For any of us who imagined what the guarantee might look like in the crisis of September 2008 and were adamant that a timeframe be put on it and that time be used to sort the banks out, the fact that the guarantee is still in place and these banks are still open is a sick joke.
The â‚¬196.4bn does not include the â‚¬31bn of promissory notes we have issued or the â‚¬7bn of preference/ordinary shares we own in AIB and BoI or even the â‚¬4.7bn of cash we put into Anglo, Irish Nationwide and EBS.
Looking at those huge numbers, you’d nearly think for a minute that we are a rich country. But we are anything but. In fact, we are broke.
This, of course, puts Ireland in a rather ridiculous position. We cannot afford to pay our day-to-day bills, yet we are saying that we can afford to pay billions to our banks.
There is some kind of reality failure going on here. We are the lad at the bar shouting out a round he can’t afford but far too proud to tell anyone of the real financial position. But deep down everyone knows.
There is a chance that our new government will face reality and admit that we are on the road to national bankruptcy.
Like many lads at the bar, penury was caused by incompetence, arrogance or a blunt refusal to face the facts.
Let there be no doubt about that. Cutting interest rates on the EU/IMF package that exists only to save the banks is not going to make any difference. Proper negotiation is needed, and if that fails, unilateral action will be required.
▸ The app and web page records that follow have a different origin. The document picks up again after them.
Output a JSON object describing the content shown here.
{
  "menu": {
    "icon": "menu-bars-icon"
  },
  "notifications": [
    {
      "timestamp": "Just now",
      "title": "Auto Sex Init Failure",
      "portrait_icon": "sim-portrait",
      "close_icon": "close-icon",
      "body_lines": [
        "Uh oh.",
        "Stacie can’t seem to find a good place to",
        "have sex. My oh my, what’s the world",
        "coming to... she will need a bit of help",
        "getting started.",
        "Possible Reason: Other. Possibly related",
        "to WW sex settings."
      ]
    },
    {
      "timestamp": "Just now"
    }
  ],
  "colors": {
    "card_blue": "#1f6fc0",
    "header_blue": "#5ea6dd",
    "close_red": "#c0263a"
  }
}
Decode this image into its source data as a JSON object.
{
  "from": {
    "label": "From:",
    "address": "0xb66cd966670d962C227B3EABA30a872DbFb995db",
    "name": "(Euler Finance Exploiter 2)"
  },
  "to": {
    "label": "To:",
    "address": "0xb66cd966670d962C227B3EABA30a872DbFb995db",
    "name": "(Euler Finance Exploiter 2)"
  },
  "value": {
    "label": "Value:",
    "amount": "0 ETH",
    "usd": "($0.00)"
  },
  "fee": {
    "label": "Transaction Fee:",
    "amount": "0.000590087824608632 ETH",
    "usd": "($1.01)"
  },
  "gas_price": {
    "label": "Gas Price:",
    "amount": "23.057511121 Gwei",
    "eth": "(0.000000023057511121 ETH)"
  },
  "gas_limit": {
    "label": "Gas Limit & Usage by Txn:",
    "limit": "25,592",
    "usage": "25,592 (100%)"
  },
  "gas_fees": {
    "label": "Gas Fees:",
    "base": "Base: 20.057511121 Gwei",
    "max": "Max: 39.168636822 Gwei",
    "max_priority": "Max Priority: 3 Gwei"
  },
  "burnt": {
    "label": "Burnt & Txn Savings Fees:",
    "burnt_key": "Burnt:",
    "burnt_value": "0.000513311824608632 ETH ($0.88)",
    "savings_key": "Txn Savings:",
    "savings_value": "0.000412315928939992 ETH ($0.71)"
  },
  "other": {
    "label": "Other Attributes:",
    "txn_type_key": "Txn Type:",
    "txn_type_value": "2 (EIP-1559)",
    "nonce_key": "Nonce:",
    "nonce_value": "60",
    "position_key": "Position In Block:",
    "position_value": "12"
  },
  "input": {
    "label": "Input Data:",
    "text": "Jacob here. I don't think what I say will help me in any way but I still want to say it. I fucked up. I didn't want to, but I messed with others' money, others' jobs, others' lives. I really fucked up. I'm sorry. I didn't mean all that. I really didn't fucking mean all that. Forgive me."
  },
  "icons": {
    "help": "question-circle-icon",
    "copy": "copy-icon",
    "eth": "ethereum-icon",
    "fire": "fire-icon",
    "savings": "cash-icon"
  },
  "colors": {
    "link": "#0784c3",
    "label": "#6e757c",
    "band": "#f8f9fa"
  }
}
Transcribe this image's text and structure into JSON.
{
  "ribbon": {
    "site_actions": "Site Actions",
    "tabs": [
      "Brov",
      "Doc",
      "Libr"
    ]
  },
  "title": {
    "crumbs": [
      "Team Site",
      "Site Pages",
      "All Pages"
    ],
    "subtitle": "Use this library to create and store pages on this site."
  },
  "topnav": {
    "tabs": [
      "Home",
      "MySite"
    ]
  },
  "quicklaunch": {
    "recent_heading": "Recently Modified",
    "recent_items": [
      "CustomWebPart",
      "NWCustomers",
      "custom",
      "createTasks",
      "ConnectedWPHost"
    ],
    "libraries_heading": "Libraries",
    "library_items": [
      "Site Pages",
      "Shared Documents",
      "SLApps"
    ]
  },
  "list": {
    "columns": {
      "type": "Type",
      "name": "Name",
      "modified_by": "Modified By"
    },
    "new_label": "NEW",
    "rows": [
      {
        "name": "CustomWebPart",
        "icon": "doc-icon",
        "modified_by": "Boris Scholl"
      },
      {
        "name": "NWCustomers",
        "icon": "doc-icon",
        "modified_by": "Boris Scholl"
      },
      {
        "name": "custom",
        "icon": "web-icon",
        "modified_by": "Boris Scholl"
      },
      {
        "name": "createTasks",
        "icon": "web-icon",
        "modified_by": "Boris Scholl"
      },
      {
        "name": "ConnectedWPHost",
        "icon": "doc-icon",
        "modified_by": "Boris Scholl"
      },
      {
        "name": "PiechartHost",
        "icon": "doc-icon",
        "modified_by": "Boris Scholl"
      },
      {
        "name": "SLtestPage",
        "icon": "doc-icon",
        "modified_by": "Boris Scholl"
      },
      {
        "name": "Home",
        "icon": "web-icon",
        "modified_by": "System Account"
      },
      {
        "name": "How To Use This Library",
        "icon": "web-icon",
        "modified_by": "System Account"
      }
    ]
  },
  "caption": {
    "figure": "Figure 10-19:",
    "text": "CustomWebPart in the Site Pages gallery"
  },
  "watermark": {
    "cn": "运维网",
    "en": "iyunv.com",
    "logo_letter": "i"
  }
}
To make that unilateral action more palatable and more democratic, it would be a good move for the new government to call a referendum on the banking stitch-up. This would ease their position and make it more difficult for the EU to actively crush Ireland.
We voted on Friday last and by today we know almost every TD who is going to be in the next Dail. During those six short days, more than 850 people will have emigrated from Ireland. This is the human face of this economic tragedy.
But maybe the people leaving now are those who can get out. There are plenty living in Ireland who cannot escape, or feel they cannot. This is the case for owners of the one in 10 mortgages that are in arrears.
In 2007, I published a book called ‘The Generation Game’ which focused on this generation who would have to default on their mortgages and explained that these would be the people who really paid for the boom. At the time, the usual suspects sneered and laughed at such a prophecy. Today it’s a reality.
It is time to tell the ECB they are not getting their money back because, after all, this is what a Central Bank does, it is the lender of last resort. It is time to walk away from the subordinated debt holders. It is time to force a debt for equity swap for the remaining bondholders and it is time, armed with an overwhelming referendum-based mandate, to stand up for the people.
We need to stop buying rounds we can’t afford. We need to stop desperately trying to be one of the lads. We lost face years ago when the clowns ridiculed the sceptics and drove this economy over the cliff. But there is always time to change and no time like right now.